If the First Amendment’s guarantee of a free press means anything, it has to mean that the government cannot seize reporters’ phone and email records in the hope of smoking out their confidential sources. This chilling tactic, which was used with increasing frequency during both the Obama and Trump administrations, makes it easier to prosecute leaks but harder for reporters to do their job and hold leaders to account. It represents a combination of official secrecy and information control that is anathema to democracy.
So it’s a good thing that President Biden has ordered a change of course, in response to multiple revelations in recent weeks that federal prosecutors under Donald Trump had secretly obtained phone and email records of journalists at CNN and The Washington Post, apparently as part of investigations into leaks of classified information. The seized records included logs of work phone numbers and email accounts, but also of reporters’ personal email accounts and home phone numbers.
“It’s simply, simply wrong,” Mr. Biden said last month of seizing reporters’ emails and phone records. “I will not let that happen.” But then The Times reported last week that the Trump Justice Department had also secretly seized the phone records of four Times reporters, covering nearly four months in 2017 — and that the investigation was continuing under the Biden administration.

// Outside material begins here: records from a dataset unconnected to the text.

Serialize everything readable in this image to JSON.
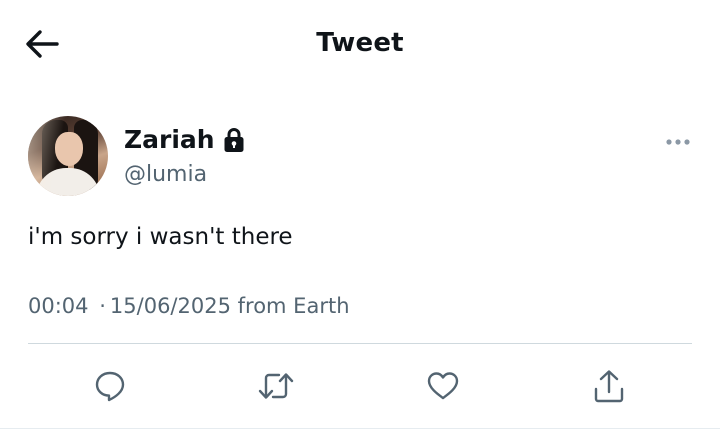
{
  "header": {
    "title": "Tweet",
    "back_icon": "arrow-left-icon"
  },
  "author": {
    "display_name": "Zariah",
    "handle": "@lumia",
    "protected_icon": "lock-icon",
    "more_icon": "more-horizontal-icon"
  },
  "tweet": {
    "text": "i'm sorry i wasn't there",
    "time": "00:04",
    "separator": "·",
    "date": "15/06/2025",
    "source": "from Earth"
  },
  "actions": [
    {
      "name": "reply",
      "icon": "reply-icon"
    },
    {
      "name": "retweet",
      "icon": "retweet-icon"
    },
    {
      "name": "like",
      "icon": "heart-icon"
    },
    {
      "name": "share",
      "icon": "share-icon"
    }
  ],
  "colors": {
    "text": "#0f1419",
    "secondary": "#536471",
    "divider": "#cfd9de"
  }
}
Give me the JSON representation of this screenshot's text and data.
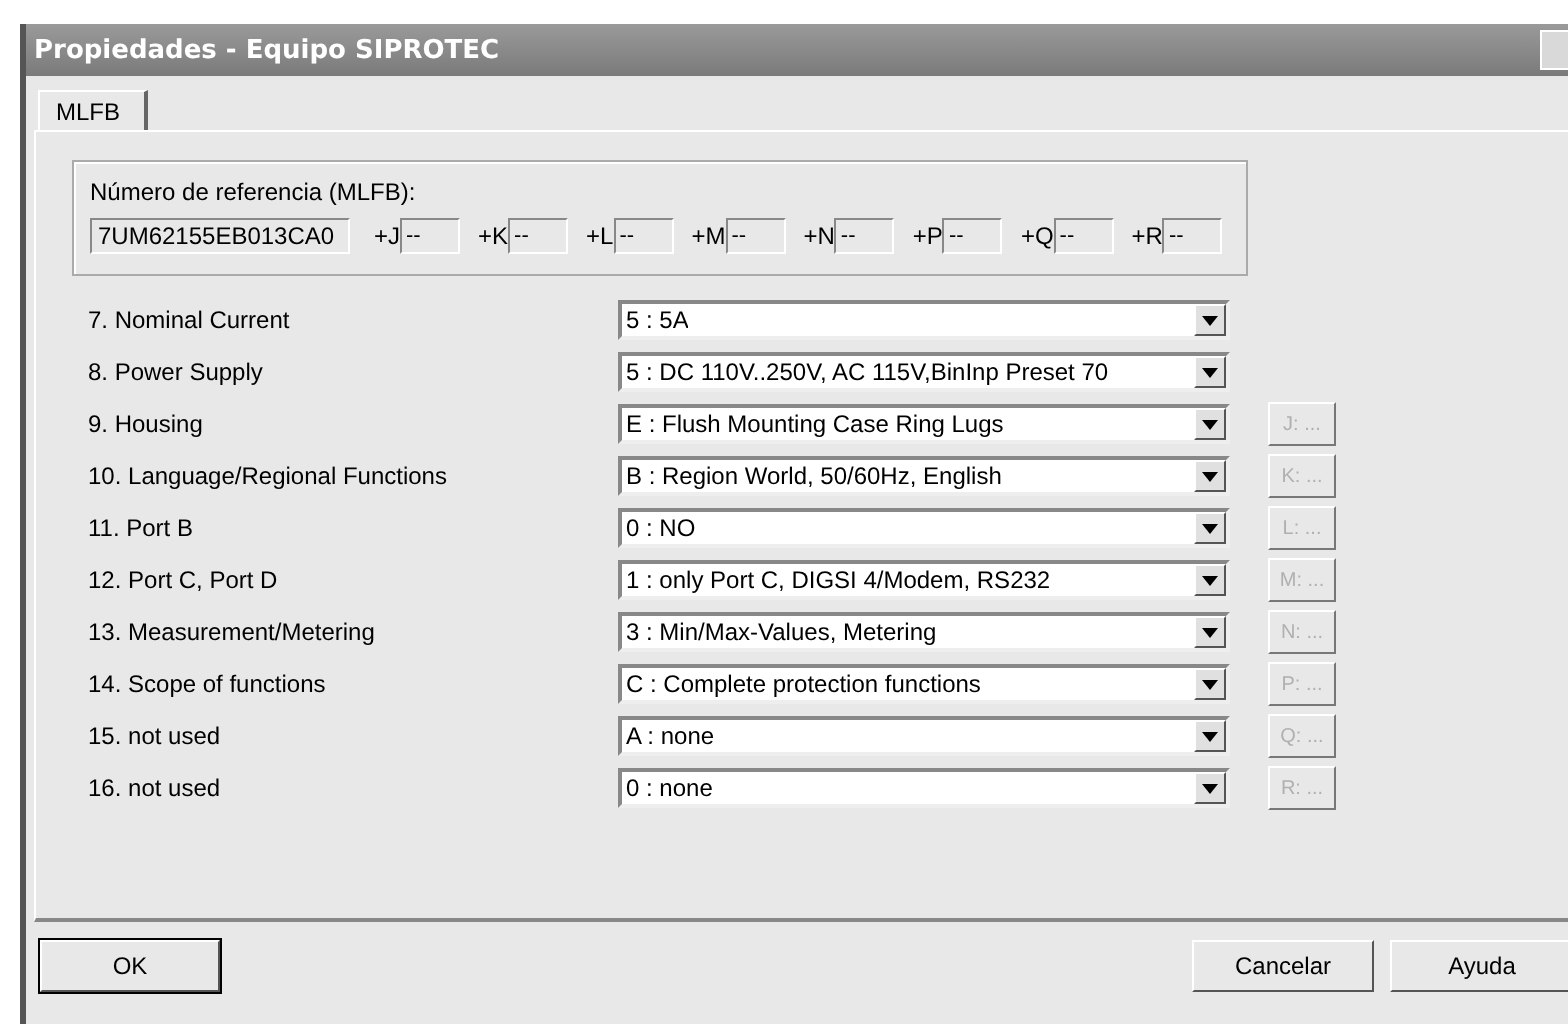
{
  "window": {
    "title": "Propiedades - Equipo SIPROTEC"
  },
  "tabs": [
    {
      "label": "MLFB",
      "selected": true
    }
  ],
  "reference": {
    "label": "Número de referencia (MLFB):",
    "value": "7UM62155EB013CA0",
    "extras": [
      {
        "label": "+J",
        "value": "--"
      },
      {
        "label": "+K",
        "value": "--"
      },
      {
        "label": "+L",
        "value": "--"
      },
      {
        "label": "+M",
        "value": "--"
      },
      {
        "label": "+N",
        "value": "--"
      },
      {
        "label": "+P",
        "value": "--"
      },
      {
        "label": "+Q",
        "value": "--"
      },
      {
        "label": "+R",
        "value": "--"
      }
    ]
  },
  "options": [
    {
      "label": "7. Nominal Current",
      "value": "5 : 5A"
    },
    {
      "label": "8. Power Supply",
      "value": "5 : DC 110V..250V, AC 115V,BinInp Preset 70"
    },
    {
      "label": "9. Housing",
      "value": "E : Flush Mounting Case Ring Lugs",
      "button": {
        "label": "J: ...",
        "disabled": true
      }
    },
    {
      "label": "10. Language/Regional Functions",
      "value": "B : Region World, 50/60Hz, English",
      "button": {
        "label": "K: ...",
        "disabled": true
      }
    },
    {
      "label": "11. Port B",
      "value": "0 : NO",
      "button": {
        "label": "L: ...",
        "disabled": true
      }
    },
    {
      "label": "12. Port C, Port D",
      "value": "1 : only Port C, DIGSI 4/Modem, RS232",
      "button": {
        "label": "M: ...",
        "disabled": true
      }
    },
    {
      "label": "13. Measurement/Metering",
      "value": "3 : Min/Max-Values, Metering",
      "button": {
        "label": "N: ...",
        "disabled": true
      }
    },
    {
      "label": "14. Scope of functions",
      "value": "C : Complete protection functions",
      "button": {
        "label": "P: ...",
        "disabled": true
      }
    },
    {
      "label": "15. not used",
      "value": "A : none",
      "button": {
        "label": "Q: ...",
        "disabled": true
      }
    },
    {
      "label": "16. not used",
      "value": "0 : none",
      "button": {
        "label": "R: ...",
        "disabled": true
      }
    }
  ],
  "buttons": [
    {
      "label": "OK",
      "default": true
    },
    {
      "label": "Cancelar",
      "default": false
    },
    {
      "label": "Ayuda",
      "default": false
    }
  ]
}
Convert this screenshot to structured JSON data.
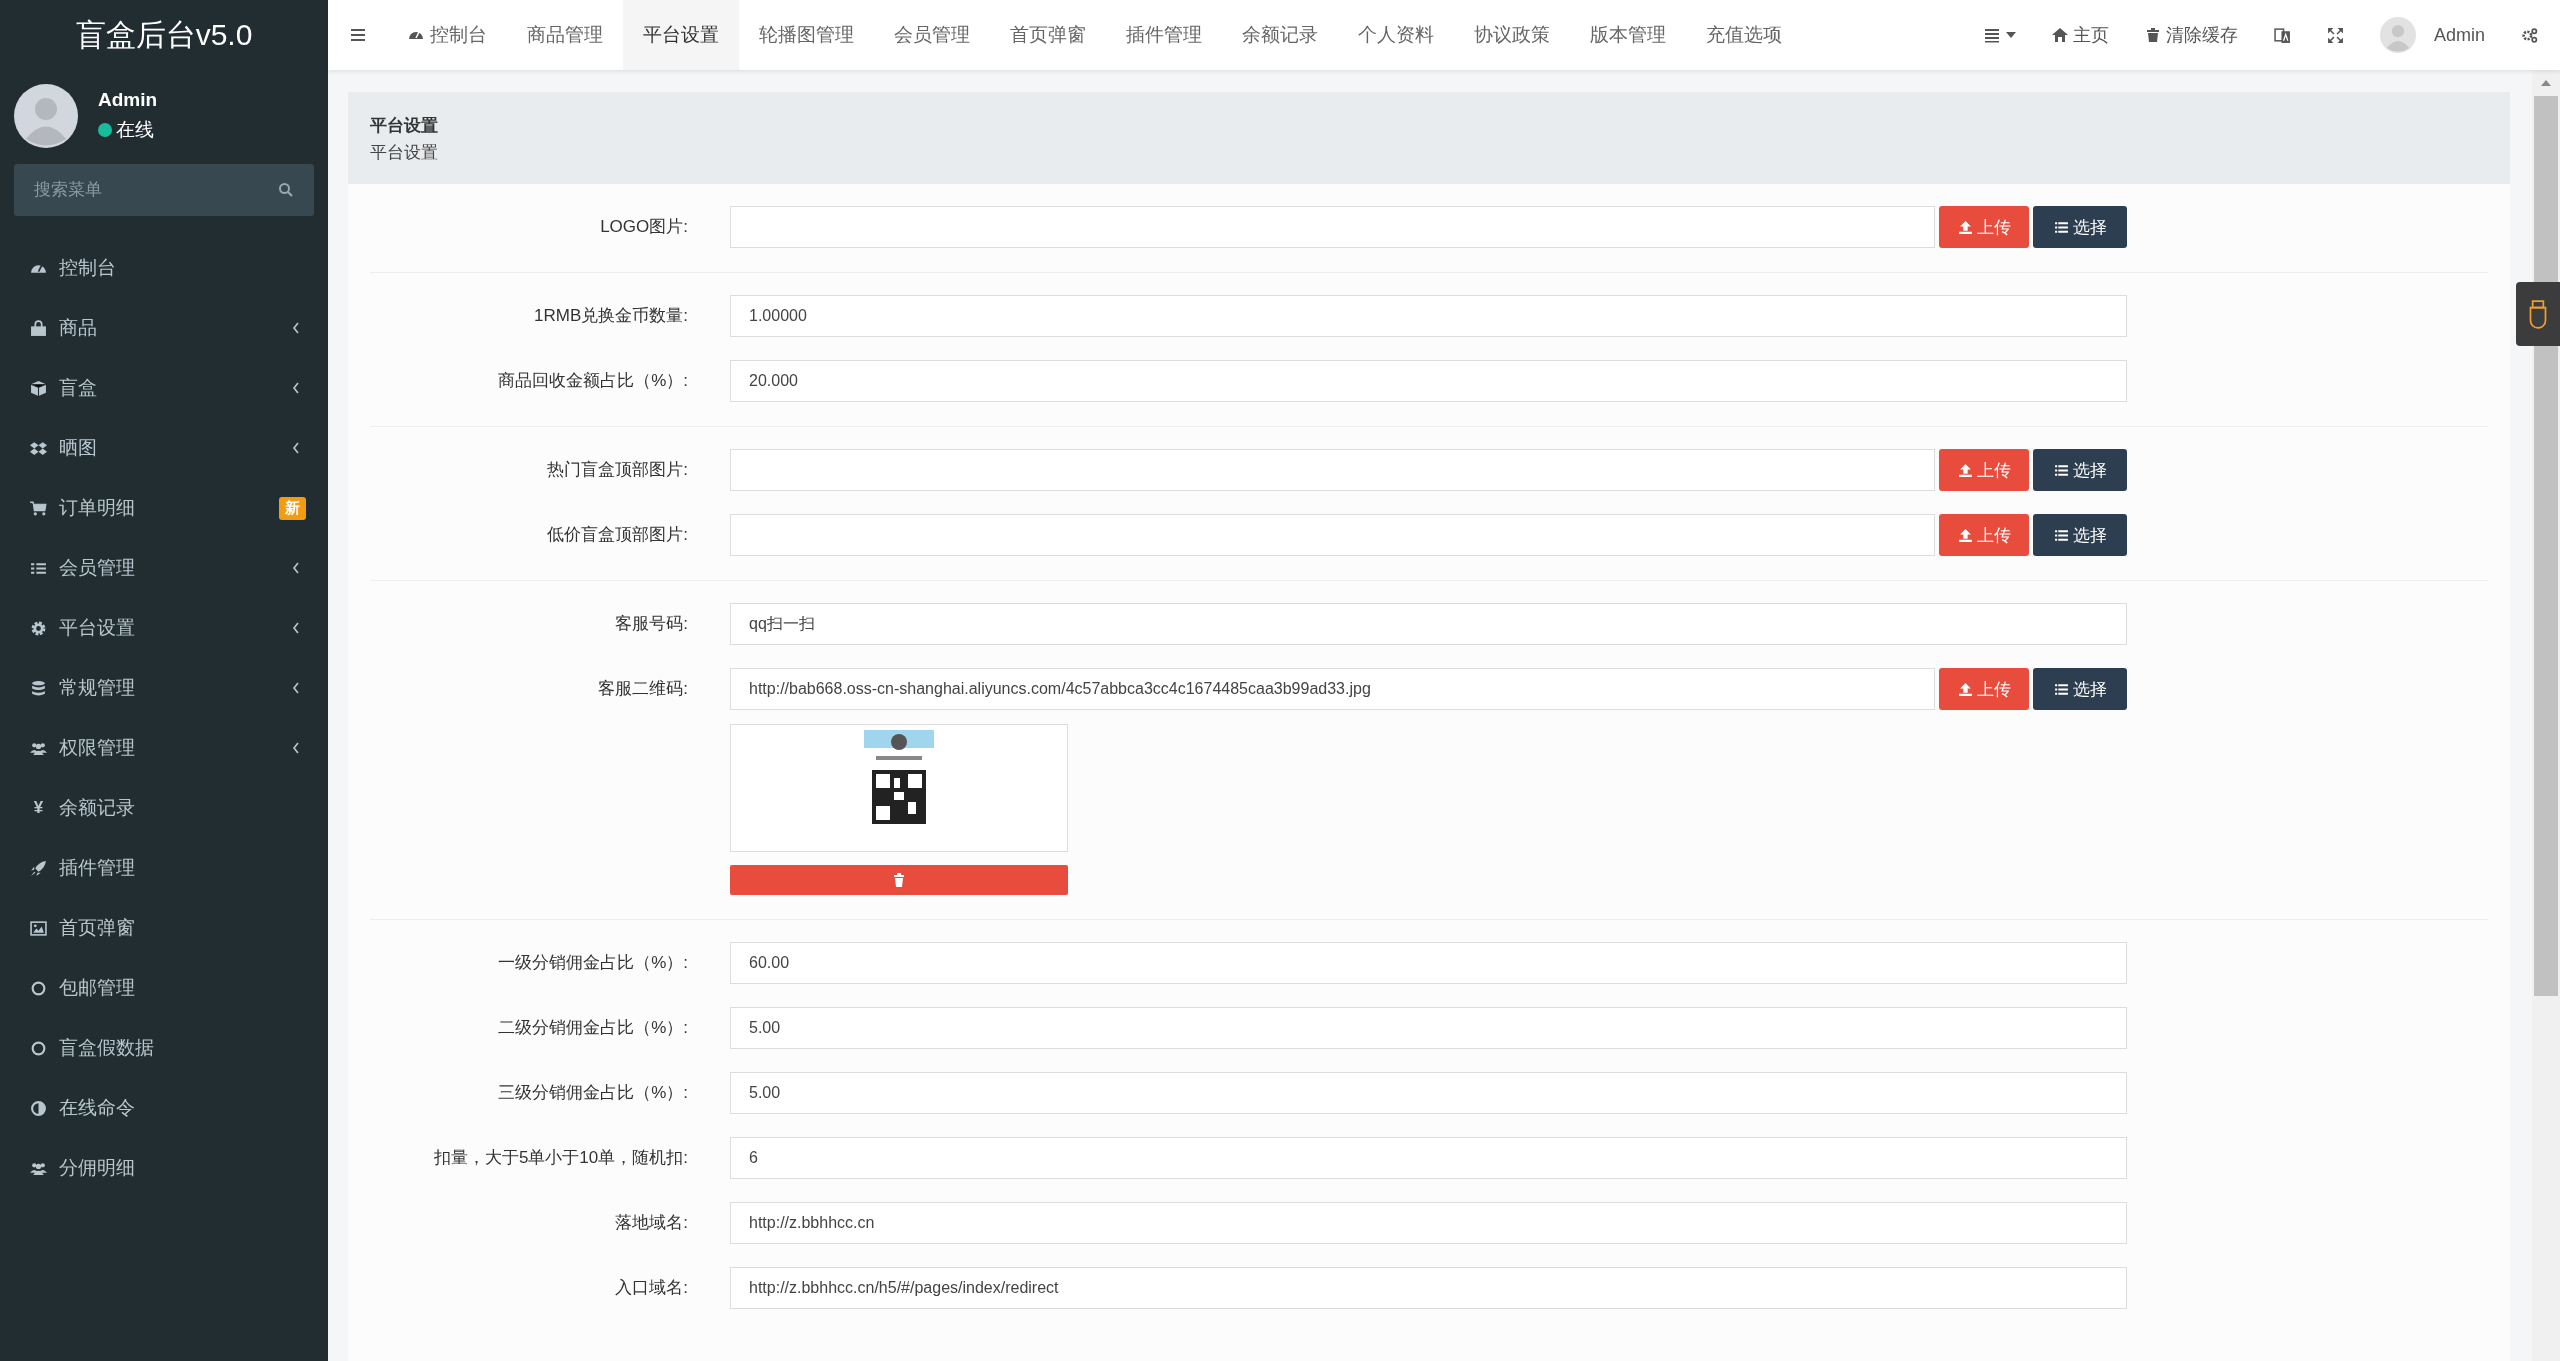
{
  "sidebar": {
    "title": "盲盒后台v5.0",
    "user": {
      "name": "Admin",
      "status": "在线",
      "online": true
    },
    "search": {
      "placeholder": "搜索菜单"
    },
    "items": [
      {
        "label": "控制台",
        "has_submenu": false
      },
      {
        "label": "商品",
        "has_submenu": true
      },
      {
        "label": "盲盒",
        "has_submenu": true
      },
      {
        "label": "晒图",
        "has_submenu": true
      },
      {
        "label": "订单明细",
        "has_submenu": false,
        "badge": "新"
      },
      {
        "label": "会员管理",
        "has_submenu": true
      },
      {
        "label": "平台设置",
        "has_submenu": true
      },
      {
        "label": "常规管理",
        "has_submenu": true
      },
      {
        "label": "权限管理",
        "has_submenu": true
      },
      {
        "label": "余额记录",
        "has_submenu": false,
        "glyph": "¥"
      },
      {
        "label": "插件管理",
        "has_submenu": false
      },
      {
        "label": "首页弹窗",
        "has_submenu": false
      },
      {
        "label": "包邮管理",
        "has_submenu": false
      },
      {
        "label": "盲盒假数据",
        "has_submenu": false
      },
      {
        "label": "在线命令",
        "has_submenu": false
      },
      {
        "label": "分佣明细",
        "has_submenu": false
      }
    ]
  },
  "topbar": {
    "tabs": [
      {
        "label": "控制台",
        "selected": false
      },
      {
        "label": "商品管理",
        "selected": false
      },
      {
        "label": "平台设置",
        "selected": true
      },
      {
        "label": "轮播图管理",
        "selected": false
      },
      {
        "label": "会员管理",
        "selected": false
      },
      {
        "label": "首页弹窗",
        "selected": false
      },
      {
        "label": "插件管理",
        "selected": false
      },
      {
        "label": "余额记录",
        "selected": false
      },
      {
        "label": "个人资料",
        "selected": false
      },
      {
        "label": "协议政策",
        "selected": false
      },
      {
        "label": "版本管理",
        "selected": false
      },
      {
        "label": "充值选项",
        "selected": false
      }
    ],
    "home": "主页",
    "clear_cache": "清除缓存",
    "user": "Admin"
  },
  "panel": {
    "title": "平台设置",
    "subtitle": "平台设置",
    "sections": [
      {
        "fields": [
          {
            "label": "LOGO图片:",
            "kind": "upload",
            "upload": "上传",
            "choose": "选择"
          }
        ]
      },
      {
        "fields": [
          {
            "label": "1RMB兑换金币数量:",
            "value": "1.00000",
            "kind": "text"
          },
          {
            "label": "商品回收金额占比（%）:",
            "value": "20.000",
            "kind": "text"
          }
        ]
      },
      {
        "fields": [
          {
            "label": "热门盲盒顶部图片:",
            "kind": "upload",
            "upload": "上传",
            "choose": "选择"
          },
          {
            "label": "低价盲盒顶部图片:",
            "kind": "upload",
            "upload": "上传",
            "choose": "选择"
          }
        ]
      },
      {
        "fields": [
          {
            "label": "客服号码:",
            "value": "qq扫一扫",
            "kind": "text"
          },
          {
            "label": "客服二维码:",
            "value": "http://bab668.oss-cn-shanghai.aliyuncs.com/4c57abbca3cc4c1674485caa3b99ad33.jpg",
            "kind": "upload",
            "upload": "上传",
            "choose": "选择"
          }
        ]
      },
      {
        "fields": [
          {
            "label": "一级分销佣金占比（%）:",
            "value": "60.00",
            "kind": "text"
          },
          {
            "label": "二级分销佣金占比（%）:",
            "value": "5.00",
            "kind": "text"
          },
          {
            "label": "三级分销佣金占比（%）:",
            "value": "5.00",
            "kind": "text"
          },
          {
            "label": "扣量，大于5单小于10单，随机扣:",
            "value": "6",
            "kind": "text"
          },
          {
            "label": "落地域名:",
            "value": "http://z.bbhhcc.cn",
            "kind": "text"
          },
          {
            "label": "入口域名:",
            "value": "http://z.bbhhcc.cn/h5/#/pages/index/redirect",
            "kind": "text"
          }
        ]
      }
    ]
  }
}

The story got only worse. Two days after Mr. Biden’s Justice Department finally disclosed the seizure of the phone records, The Times revealed that the department had also secretly sought to obtain email logs of Times reporters. None of the logs were seized, but Times senior executives were subject to a gag order for three months as they and the paper’s lawyers fought to stop the seizure. When the government piles secrecy upon secrecy, one has to wonder whose interests are really being served.
The White House as a rule stays out of prosecutorial decisions. But by last weekend, Justice Department officials were scrambling to turn Mr. Biden’s promises into action. In a change to “longstanding practice,” a spokesman said Saturday, the department “will not seek compulsory legal process in leak investigations to obtain source information from members of the news media doing their jobs.”
The existing policy, which was updated in the wake of Obama-era controversies involving reporters for Fox News and The Associated Press, purports to protect the freedom of the press, both by requiring prosecutors to show that reporters’ records are essential to an investigation and by permitting the secret seizure of those records only if notifying the reporter would jeopardize that investigation.
In practice, as the latest string of seizures shows, those hurdles may not be so hard to clear. Especially when prosecutors interpret their own regulations to allow for secrecy, it’s impossible for the media and the public to know what their reasoning is, or to challenge the seizures in court.
The digital age has only complicated matters further because the records sought by the government are nearly always in the hands of third parties, like telephone and internet companies, some of which are more assiduous than others about protecting their users’ information. In this case, Google, which operates The Times’s email system, did the right thing, pushing back on the order and insisting The Times be notified.
As important as better regulation would be, it is also imperative for Congress to pass legislation protecting reporters from having to reveal their sources, and thus risk stanching the free flow of information that an open society depends on. Most states have these so-called shield laws. In some states, the reporter’s privilege is absolute, and yet law enforcement investigations still survive. But state laws don’t apply to federal prosecutions, which matters especially because national security cases fall under federal jurisdiction.
Bills proposing a federal shield law have found support from both Republicans and Democrats in recent years, as well as from this board. The point is not to give journalists free rein to publish without regard to consequences, but to protect vulnerable sources, like whistle-blowers, who may be the only ones able to expose misconduct or other wrongdoing in government. Despite the clear need for such a law, all efforts to pass one have failed, getting bogged down in debates over who counts as a journalist, what counts as legitimate news-gathering and whether the media should have fewer protections in the national security context.
The Supreme Court has dropped the ball here, too. The last time the court decided a case on this issue was in 1972 — nearly a half century ago — when it ruled that reporters are entitled to no special privileges against turning over information. The court said press freedoms should be balanced against the general obligation to testify about criminal conduct. In practice, that has resulted in a mishmash of rulings by lower federal courts, and a general confusion about the state of the law. The result is that the press’s First Amendment protections extend as far as the current administration’s Justice Department decides they do. That’s upside down; the scope of a constitutional freedom should not be at the mercy of the executive branch.